(TASK INSTRUCTIONS): Using the data below, copy every line that contains the word "Karena".

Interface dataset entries

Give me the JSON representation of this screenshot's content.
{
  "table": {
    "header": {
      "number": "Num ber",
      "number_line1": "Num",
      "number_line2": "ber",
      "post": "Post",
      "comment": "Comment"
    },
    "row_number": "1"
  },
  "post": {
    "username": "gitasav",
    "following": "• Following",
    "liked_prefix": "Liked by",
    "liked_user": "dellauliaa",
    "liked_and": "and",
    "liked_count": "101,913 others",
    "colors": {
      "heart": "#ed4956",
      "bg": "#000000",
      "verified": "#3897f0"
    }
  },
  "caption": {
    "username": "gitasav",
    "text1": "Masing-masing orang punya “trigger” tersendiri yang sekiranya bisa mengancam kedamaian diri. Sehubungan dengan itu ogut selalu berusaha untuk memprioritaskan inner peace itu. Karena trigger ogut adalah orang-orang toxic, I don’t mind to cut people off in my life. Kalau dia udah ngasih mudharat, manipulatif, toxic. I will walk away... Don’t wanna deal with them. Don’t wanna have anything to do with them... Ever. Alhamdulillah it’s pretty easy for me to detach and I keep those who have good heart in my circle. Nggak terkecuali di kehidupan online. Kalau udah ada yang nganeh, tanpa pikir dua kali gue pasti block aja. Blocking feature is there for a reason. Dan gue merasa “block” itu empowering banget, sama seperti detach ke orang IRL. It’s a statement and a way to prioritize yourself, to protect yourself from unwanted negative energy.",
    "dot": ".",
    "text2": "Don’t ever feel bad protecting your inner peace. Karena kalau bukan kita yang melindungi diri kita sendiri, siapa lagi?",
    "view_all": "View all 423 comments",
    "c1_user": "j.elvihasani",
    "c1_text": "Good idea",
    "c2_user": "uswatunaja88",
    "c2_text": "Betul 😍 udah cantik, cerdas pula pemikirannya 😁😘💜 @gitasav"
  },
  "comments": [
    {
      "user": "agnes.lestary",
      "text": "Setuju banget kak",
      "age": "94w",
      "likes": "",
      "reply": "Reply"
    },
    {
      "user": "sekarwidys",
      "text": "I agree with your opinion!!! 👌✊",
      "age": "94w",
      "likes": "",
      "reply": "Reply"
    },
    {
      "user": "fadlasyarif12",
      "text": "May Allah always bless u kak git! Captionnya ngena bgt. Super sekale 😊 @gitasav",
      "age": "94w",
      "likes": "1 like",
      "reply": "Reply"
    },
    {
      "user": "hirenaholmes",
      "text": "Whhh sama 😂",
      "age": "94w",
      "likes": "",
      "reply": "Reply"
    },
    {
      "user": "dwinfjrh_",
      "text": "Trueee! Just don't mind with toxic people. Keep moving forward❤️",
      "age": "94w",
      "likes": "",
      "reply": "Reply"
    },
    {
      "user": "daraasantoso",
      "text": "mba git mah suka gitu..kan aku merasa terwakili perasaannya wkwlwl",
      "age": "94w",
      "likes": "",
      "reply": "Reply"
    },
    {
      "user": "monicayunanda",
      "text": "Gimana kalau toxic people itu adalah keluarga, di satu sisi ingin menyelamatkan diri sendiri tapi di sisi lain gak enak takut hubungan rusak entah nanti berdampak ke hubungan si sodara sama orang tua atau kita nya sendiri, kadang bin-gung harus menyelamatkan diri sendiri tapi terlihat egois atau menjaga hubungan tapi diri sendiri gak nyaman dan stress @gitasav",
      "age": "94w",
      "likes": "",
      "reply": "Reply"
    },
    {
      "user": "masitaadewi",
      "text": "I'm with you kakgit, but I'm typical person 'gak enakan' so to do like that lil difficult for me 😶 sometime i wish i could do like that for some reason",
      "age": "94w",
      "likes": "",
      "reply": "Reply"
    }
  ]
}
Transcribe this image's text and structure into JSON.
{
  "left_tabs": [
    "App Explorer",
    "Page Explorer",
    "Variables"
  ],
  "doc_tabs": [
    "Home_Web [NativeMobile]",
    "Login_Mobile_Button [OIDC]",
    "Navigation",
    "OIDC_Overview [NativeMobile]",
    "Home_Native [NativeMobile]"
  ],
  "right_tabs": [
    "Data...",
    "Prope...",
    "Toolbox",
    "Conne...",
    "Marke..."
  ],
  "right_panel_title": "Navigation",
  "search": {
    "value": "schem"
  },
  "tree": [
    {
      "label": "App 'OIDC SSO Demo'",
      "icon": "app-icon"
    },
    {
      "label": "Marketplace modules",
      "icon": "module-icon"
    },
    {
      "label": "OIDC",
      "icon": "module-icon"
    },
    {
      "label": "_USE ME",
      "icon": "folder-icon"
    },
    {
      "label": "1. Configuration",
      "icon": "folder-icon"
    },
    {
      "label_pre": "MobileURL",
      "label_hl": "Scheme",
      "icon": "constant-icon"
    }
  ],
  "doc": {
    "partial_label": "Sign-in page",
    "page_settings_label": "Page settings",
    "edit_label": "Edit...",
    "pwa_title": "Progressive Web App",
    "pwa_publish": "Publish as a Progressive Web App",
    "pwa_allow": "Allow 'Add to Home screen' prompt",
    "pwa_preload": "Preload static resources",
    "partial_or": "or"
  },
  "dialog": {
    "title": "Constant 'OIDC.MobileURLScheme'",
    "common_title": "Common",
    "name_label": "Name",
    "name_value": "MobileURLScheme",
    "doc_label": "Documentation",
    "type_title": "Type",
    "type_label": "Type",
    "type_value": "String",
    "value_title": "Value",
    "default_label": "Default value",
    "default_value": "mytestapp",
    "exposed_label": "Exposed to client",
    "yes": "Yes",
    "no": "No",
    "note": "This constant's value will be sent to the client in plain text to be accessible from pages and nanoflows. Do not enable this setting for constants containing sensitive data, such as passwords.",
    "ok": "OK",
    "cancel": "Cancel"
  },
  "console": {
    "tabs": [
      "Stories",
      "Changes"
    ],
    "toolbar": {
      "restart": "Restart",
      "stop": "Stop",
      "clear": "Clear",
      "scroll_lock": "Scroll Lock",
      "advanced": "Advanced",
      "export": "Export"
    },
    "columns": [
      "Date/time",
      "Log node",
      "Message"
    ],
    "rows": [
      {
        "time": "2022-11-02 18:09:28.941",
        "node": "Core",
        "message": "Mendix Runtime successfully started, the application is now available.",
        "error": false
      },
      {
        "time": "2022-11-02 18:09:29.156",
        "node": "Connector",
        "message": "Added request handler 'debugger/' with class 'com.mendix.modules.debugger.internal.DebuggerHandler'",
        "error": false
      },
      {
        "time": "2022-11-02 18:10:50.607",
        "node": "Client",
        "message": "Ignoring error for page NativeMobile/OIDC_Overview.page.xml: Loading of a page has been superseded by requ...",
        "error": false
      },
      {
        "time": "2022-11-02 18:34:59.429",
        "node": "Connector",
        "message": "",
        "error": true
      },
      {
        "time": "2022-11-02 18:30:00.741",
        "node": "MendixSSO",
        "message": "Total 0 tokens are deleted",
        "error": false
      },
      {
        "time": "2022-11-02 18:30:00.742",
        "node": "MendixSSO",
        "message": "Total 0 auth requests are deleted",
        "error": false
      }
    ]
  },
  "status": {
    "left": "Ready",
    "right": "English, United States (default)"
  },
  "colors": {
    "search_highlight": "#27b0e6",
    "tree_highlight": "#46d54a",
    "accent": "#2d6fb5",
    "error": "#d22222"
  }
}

(ANSWER TO THIS TASK):
    "text1": "Masing-masing orang punya “trigger” tersendiri yang sekiranya bisa mengancam kedamaian diri. Sehubungan dengan itu ogut selalu berusaha untuk memprioritaskan inner peace itu. Karena trigger ogut adalah orang-orang toxic, I don’t mind to cut people off in my life. Kalau dia udah ngasih mudharat, manipulatif, toxic. I will walk away... Don’t wanna deal with them. Don’t wanna have anything to do with them... Ever. Alhamdulillah it’s pretty easy for me to detach and I keep those who have good heart in my circle. Nggak terkecuali di kehidupan online. Kalau udah ada yang nganeh, tanpa pikir dua kali gue pasti block aja. Blocking feature is there for a reason. Dan gue merasa “block” itu empowering banget, sama seperti detach ke orang IRL. It’s a statement and a way to prioritize yourself, to protect yourself from unwanted negative energy.",
    "text2": "Don’t ever feel bad protecting your inner peace. Karena kalau bukan kita yang melindungi diri kita sendiri, siapa lagi?",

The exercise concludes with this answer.